The European Commission recommended on Tuesday that Croatia joins the border-free Schengen area, more than four years after the Balkan country applied for membership.
Croatia became an EU member in 2013 but to join the Schengen area it had to convince Brussels that it was able to effectively manage the bloc's external border, a particularly sensitive issue since Europe's 2015 migrant crisis.
Membership of the Schengen zone is expected to benefit the Croatian economy and its tourism sector which accounts for nearly one fifth of the country's output, as checks to the cross-border movement of people would be removed.
‘Croatia has taken the measures to ensure that the necessary conditions are met (to join Schengen),’ the EU commissioner for migration Dimitris Avramopoulos told a news conference in Strasbourg.
The decision to allow Croatia to join the Schengen area must be upheld by all EU governments. France last week blocked the opening of EU membership talks with North Macedonia and Albania despite the commission's recommendation to begin negotiations.
‘Croatia will need to continue working on the implementation of all ongoing actions, in particular its management of the external borders,’ the commission said in a note.

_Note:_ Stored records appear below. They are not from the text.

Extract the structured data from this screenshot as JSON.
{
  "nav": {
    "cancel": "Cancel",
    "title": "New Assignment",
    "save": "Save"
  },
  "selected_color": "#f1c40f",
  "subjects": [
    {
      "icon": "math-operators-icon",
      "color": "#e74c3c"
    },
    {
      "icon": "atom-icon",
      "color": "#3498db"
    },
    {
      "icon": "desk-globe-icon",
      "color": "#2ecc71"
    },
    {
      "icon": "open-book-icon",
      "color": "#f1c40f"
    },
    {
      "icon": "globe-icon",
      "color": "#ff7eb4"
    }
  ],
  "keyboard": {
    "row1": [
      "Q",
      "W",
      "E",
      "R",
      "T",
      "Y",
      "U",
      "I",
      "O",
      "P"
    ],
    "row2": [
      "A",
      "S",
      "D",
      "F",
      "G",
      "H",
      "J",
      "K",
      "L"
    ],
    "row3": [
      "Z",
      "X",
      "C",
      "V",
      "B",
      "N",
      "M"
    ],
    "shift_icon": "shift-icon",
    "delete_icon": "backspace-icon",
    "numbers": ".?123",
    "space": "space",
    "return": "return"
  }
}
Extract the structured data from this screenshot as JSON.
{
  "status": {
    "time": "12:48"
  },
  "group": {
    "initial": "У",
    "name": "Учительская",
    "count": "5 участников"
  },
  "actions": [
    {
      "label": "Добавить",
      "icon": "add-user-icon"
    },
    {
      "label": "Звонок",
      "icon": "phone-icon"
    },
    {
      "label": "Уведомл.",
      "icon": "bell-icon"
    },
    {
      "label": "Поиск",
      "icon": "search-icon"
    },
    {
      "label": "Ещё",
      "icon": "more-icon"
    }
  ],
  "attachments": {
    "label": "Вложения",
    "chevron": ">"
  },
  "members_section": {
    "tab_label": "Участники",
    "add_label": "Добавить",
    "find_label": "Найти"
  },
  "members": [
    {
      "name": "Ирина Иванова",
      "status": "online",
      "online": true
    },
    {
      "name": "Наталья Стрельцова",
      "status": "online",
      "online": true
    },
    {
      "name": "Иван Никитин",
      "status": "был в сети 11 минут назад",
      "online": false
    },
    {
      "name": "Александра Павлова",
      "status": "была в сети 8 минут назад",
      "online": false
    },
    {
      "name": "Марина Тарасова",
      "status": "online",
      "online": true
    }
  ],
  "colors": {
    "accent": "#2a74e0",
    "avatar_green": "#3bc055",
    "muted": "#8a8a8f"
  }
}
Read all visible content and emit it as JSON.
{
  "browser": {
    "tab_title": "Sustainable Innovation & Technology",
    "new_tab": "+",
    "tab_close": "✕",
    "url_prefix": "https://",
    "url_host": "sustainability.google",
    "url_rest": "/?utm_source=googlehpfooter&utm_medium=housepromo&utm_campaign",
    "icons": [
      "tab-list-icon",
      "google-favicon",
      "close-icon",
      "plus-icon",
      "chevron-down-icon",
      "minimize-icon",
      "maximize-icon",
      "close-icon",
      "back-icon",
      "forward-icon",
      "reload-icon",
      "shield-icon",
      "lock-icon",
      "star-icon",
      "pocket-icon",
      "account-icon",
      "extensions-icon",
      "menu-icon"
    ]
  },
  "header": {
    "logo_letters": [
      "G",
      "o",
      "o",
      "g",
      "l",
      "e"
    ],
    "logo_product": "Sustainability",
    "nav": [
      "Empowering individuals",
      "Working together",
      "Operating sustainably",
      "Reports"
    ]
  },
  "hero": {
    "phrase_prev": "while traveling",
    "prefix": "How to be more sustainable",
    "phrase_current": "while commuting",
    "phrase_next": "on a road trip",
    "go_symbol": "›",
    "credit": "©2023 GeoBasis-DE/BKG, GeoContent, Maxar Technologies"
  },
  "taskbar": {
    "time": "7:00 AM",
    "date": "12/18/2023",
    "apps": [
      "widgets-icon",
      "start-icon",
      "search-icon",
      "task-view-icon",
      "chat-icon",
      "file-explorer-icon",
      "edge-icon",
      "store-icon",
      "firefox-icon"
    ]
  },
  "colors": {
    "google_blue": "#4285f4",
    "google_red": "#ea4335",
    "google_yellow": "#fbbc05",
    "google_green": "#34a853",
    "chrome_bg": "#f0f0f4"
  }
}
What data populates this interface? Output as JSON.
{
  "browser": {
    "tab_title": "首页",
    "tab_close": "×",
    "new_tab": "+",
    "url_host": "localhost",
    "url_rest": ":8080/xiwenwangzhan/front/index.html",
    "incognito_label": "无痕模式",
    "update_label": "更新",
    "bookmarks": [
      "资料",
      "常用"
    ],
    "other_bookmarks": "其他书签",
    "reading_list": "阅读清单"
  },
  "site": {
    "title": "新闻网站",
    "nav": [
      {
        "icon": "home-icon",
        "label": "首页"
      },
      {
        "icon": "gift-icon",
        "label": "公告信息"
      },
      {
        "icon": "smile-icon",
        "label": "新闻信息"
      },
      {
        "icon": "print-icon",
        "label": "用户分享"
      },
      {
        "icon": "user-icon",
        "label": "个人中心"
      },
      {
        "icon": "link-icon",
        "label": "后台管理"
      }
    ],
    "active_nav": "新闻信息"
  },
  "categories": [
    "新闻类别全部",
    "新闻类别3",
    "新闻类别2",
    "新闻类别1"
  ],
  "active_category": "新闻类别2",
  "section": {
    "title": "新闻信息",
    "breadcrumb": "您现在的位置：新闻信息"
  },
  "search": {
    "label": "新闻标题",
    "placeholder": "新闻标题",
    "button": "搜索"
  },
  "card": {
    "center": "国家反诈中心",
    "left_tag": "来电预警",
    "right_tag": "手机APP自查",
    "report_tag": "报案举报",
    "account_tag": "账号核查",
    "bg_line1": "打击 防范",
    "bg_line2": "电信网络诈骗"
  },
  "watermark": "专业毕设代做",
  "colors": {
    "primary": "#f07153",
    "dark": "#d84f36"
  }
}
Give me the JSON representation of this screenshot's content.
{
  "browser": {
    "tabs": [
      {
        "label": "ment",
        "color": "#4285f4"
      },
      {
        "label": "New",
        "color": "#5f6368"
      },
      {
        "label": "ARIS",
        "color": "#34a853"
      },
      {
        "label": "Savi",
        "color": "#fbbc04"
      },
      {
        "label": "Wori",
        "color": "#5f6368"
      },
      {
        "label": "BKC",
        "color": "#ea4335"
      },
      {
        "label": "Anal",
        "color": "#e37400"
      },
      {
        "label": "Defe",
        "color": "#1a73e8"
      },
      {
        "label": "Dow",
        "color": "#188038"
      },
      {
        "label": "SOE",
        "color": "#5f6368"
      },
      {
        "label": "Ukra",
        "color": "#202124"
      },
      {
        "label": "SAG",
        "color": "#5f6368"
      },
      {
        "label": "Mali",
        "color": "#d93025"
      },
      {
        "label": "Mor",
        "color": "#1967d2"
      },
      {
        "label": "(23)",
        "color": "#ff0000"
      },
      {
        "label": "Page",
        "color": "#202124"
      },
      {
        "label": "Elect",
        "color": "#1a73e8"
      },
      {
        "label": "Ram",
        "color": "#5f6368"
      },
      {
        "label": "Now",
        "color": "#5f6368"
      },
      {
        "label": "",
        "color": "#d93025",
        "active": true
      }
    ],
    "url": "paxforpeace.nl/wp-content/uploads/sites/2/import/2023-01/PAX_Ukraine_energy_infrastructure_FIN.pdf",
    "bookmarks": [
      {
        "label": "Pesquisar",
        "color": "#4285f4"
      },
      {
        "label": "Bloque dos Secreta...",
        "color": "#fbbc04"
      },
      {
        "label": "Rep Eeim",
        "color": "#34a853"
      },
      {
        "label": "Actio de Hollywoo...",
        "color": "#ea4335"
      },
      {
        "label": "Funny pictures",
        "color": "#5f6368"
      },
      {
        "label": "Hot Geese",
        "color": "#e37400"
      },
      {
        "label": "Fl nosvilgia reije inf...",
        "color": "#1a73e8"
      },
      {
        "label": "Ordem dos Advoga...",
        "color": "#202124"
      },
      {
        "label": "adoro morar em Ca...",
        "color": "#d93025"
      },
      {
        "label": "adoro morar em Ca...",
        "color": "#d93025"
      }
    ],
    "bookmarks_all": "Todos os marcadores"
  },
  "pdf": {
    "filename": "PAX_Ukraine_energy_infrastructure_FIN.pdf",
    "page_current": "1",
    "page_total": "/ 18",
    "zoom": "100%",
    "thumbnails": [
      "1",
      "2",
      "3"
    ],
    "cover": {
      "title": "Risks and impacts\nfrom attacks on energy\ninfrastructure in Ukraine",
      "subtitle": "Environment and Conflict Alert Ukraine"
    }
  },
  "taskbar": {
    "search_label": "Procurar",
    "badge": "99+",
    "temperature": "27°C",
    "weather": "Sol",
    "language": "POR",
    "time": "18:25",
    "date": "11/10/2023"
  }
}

The Schengen zone comprises 22 of the EU's 28 member states as well as four non-EU members - Norway, Iceland, Switzerland and Liechtenstein. As well as Croatia, the other EU members not in Schengen are Britain, Ireland, Bulgaria, Romania and Cyprus.